New Jersey Gov. Chris Christie imposed salary caps on superintendents causing many stellar district leaders to seek work outside the state.
New Jersey Gov. Chris Christie imposed salary caps on superintendents causing many stellar district leaders to seek work outside the state.

Roy Montesano had a distinguished career in New Jersey, where he had been a middle school science teacher and principal, a director of curriculum and technology, and for the past 12 years, a superintendent in the Westwood and Ramsey school districts. Montesano was the 2012 New Jersey Superintendent of the Year. In the 2012-2013 school year, he will lead the Hastings-on-Hudson (N.Y.) Union Free School District.

DA: Why did you retire after this past school year and accept a superintendent job in New York?
Montesano: The governor of New Jersey instituted salary caps in Feb. 2011 on school superintendents based on student enrollment within each district. For example, where I worked in Ramsey, student enrollment was approximately 3,100 students. The mandated caps regulate that the most that can be paid to a superintendent is $167,500 ($165,000 plus $2,500 because there is a high school). While there is an opportunity to get a merit bonus of an additional 14.9 percent, that money is not pensionable. My salary in Ramsey was $232,000. Based on the cap laws, at the end of my contract I would experience a $64,500 cut in salary, no matter my performance or success in the district.

I, like many other New Jersey superintendents, began exploring opportunities outside the state where salary caps do not exist. I was very fortunate to be offered a position in the Hastings-on Hudson district. It is a lovely community—a little smaller than Ramsey but with many similarities. The commute will be a little longer, but still within an hour of where I live. I am very excited to become part of this school district, but it is bittersweet, as I thought I would spend the rest of my career in Ramsey.

How will this change impact your career as a superintendent?
Montesano: Going to a new state, I am sure there will be some things that I will have to get up to speed on. Overall, I don’t see it as a major change from the day-to-day work that I do now. When all is said and done, it is still about children and what occurs every day in the classroom. That is the part of the job that is most exciting and really what matters most.

Roy Montesano, Superintendent, Hastings-on-Hudson (N.Y.) Union Free School District

  • Salary at Ramsey School District 2011-2012: $232,000 plus perks
  • Salary at Ramsey School District 2012-2013 (if Montesano had stayed): $167,500
  • Salary at Hastings UFSD 2012-2013: $235,000 plus perks
  • Student enrollment at Ramsey: 3,100
  • Student enrollment at Hasting UFSD: 1,567

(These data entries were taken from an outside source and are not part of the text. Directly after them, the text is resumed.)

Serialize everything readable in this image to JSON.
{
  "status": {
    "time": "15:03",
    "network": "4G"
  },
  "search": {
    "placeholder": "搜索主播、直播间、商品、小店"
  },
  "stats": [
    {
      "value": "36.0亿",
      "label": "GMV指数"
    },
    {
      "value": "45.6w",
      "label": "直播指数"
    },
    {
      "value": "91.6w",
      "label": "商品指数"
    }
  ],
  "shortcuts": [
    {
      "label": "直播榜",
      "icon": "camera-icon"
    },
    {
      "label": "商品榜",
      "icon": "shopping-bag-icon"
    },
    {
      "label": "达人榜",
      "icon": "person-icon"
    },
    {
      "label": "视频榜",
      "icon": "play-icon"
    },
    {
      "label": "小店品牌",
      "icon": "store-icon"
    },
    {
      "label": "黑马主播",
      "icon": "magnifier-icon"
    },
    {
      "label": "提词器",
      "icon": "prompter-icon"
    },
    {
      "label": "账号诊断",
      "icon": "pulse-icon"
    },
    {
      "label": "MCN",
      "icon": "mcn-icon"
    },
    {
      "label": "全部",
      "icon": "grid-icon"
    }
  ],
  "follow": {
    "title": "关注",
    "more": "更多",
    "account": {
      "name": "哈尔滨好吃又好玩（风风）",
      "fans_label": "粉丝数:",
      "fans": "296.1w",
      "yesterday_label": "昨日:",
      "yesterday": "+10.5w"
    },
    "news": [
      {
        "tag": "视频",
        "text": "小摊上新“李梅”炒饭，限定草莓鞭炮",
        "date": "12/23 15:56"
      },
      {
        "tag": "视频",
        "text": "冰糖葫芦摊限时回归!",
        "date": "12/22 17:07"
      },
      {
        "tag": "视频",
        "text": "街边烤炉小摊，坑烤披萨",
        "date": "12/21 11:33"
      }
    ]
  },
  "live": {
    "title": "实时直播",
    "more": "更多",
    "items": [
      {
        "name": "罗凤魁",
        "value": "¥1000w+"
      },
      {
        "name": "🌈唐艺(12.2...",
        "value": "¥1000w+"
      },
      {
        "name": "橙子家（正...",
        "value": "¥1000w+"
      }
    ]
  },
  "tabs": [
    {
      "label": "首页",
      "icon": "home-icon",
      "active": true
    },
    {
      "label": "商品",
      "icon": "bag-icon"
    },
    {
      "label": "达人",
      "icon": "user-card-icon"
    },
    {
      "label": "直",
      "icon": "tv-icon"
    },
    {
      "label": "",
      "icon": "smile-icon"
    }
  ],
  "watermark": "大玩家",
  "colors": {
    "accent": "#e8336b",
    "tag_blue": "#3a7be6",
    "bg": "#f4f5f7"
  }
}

How will this change impact future superintendents and students in New Jersey?
Montesano: Hastings UFSD is considered one of the “Quad” districts, along with three neighboring districts. Out of the four districts, three superintendents are former New Jersey superintendents. In Bergen County alone last year, about 25 superintendents, or a third of the total, left to avoid caps.

I have heard statements out of Trenton, the capital, suggesting the salary cap is a good thing, as this is getting the dead wood out of the way and opening opportunities for fresh young minds to become leaders. While there may be some truth to that, I don’t think this is good for New Jersey schools or students. I am very concerned about the future of school leadership. There are some really good, young educators moving into the superintendent position. But many of them lack experience.

In Ramsey, the new superintendent will earn less money than the business administrator, curriculum director, and the high school and middle school principals.—Judy Faust Hartnett